I am a conservative Mennonite, parent of 3, grandmother, former ER nurse, currently a professional midwife and appointed member of the Midwifery Advisory Council for the Medical Board of California.
After 4 decades as a healthcare professional and patient advocate, its obvious to me that America can’t afford not to reform the way we provide and pay for healthcare. Rarely has a robust public discourse been so important to the welfare of Americans as the debate on health care reform. In order to fix the long-term deficient, we must fix health care. For American business to successfully compete in the global economy, we must fix health care. In order to live with ourselves, we must fix health care.
However, news programs and cable talk shows opine 24-7 w/o ever actually providing the facts.
Since an intelligent debate requires the facts, I downloaded HR 3200, printed it out, put it in a 3-ring notebook and read all 1,100 pages with my handy yellow highlighter in hand. I now have an informed opinion about the House of Representative’s bill, including the Advance Care Planning Consultation provision (Section 1233).

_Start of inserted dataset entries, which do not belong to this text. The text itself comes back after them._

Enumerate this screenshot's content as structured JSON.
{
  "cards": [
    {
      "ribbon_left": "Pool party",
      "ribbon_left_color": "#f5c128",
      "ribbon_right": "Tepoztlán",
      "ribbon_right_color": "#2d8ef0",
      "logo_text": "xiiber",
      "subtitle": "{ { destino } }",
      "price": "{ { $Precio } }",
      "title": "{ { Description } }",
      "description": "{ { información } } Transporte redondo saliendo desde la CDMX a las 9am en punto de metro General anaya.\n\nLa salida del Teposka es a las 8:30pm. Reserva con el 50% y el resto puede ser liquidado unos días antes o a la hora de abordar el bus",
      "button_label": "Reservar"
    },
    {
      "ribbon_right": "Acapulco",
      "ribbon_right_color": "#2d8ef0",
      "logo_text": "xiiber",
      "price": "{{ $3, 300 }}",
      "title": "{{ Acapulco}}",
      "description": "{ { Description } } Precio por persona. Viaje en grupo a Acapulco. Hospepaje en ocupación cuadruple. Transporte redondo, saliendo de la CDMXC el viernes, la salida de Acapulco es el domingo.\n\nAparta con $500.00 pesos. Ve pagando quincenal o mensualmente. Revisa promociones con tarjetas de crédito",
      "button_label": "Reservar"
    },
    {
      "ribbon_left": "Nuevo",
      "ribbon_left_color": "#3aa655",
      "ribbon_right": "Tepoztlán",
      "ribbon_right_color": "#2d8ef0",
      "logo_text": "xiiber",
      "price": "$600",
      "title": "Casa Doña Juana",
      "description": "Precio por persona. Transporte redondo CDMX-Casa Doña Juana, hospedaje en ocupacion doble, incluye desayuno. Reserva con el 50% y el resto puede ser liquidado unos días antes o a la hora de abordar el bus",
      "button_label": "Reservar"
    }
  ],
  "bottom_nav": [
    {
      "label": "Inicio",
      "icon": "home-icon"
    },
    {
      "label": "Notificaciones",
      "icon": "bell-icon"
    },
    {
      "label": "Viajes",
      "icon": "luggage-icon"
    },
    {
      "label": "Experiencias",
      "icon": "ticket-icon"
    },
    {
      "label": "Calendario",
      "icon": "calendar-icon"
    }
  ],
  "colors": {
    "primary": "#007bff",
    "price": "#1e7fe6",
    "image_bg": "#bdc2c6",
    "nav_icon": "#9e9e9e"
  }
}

My husband and I are both retirement age and both covered by Medicare and my mother-in-law in 87. Like every other American, we’d be highly offended by any hint of duplicity in HR 3200.
People need to know that there is absolutely nothing sinister in sec 1233 — no ‘death panel’ for mentally or physically handicapped children, no scheme to save Medicare money by paying healthcare professionals to hand out hemlock to octogenarians. Not a single word in sec. 1233 (or anywhere else in the House bill 3200) even remotely hints at a government-sponsored plan to kill off the elderly or disabled, manipulate medical care providers or force doctors to rat on the end-of-life decisions made by Medicare patients to the government.
It would also be helpful if the public understood that Section 1233 is a provision to amend the Social Security Act written by a Republican Congressman from Georgia. As you know, the law has required hospitals to ask all patients being admitted to a hospital if they have an Advanced Directive for the last 20 years. However, the older provision does not reimburse medical providers for spending their professional time to help people to develop an advanced directive.
Section 1233 would simply permit medical practitioners (physicians, physician assistants and nurse practitioners) to be reimbursed for helping Medicare patients develop a plan for end-of-life care that suits their needs and that of their families. The provision identifies the very broadest range of option, stating that: “treatment … may range from an indication for full treatment to an indication to limit some or all or specified interventions.” It is always the patient that decides what kind of care they want, not the practitioner. Sec 1233 includes training for health care professionals “about the goals and use of orders for life sustaining treatment”. The only role of physicians or practitioners is to provide factual information on the full spectrum of possible choices and how to best achieve those goals, including necessary legal information.
The only thing being tracked and reported by sec 1233 is the level of compliance by the health care professional with their obligation to inform the patient about advance directives and life-sustaining treatments. Exactly how this information is to be measured and tracked is not mandated by HR3200 but comes instead from a “consensus-based organization”. A further safe guard in the bill is a requirement that criteria proposed by the consensus-based organization be published in the Federal Register and a period of public comment provided before it can be adopted.
The facts about the House bill are simple, and straightforward and should be communicated that way in the media:
The Advance Care Planning Consultation provision is thoughtful and well-written
It carries forward the intent of Social Security Medicare legislation of 20 years ago in a professional and effective way
Sec 1233 reimburses health care professionals for helping Medicare patients deal effectively with end-of-life issues thru a process of advanced planning
The information imparted by medical practitioners is to be developed or endorsed by a consensus-based organization and includes a feedback process before being implemented
Since it only amends the Social Security Act, so there is nothing hidden, either in the Sec 1233’s own text or elsewhere in HR 3200.
To make that a bit easier, I posted a plain language version of Section1233 and also included the original uncut version of the same provision for direct comparison. Freed from distracting details and legalese, this plain language text makes it possible to understand what Sec 1233 does and doesn’t say.
Go to www.HealthCare2point0.com and read it for yourself.
Faith Gibson, LM, CPM
Palo Alto, Ca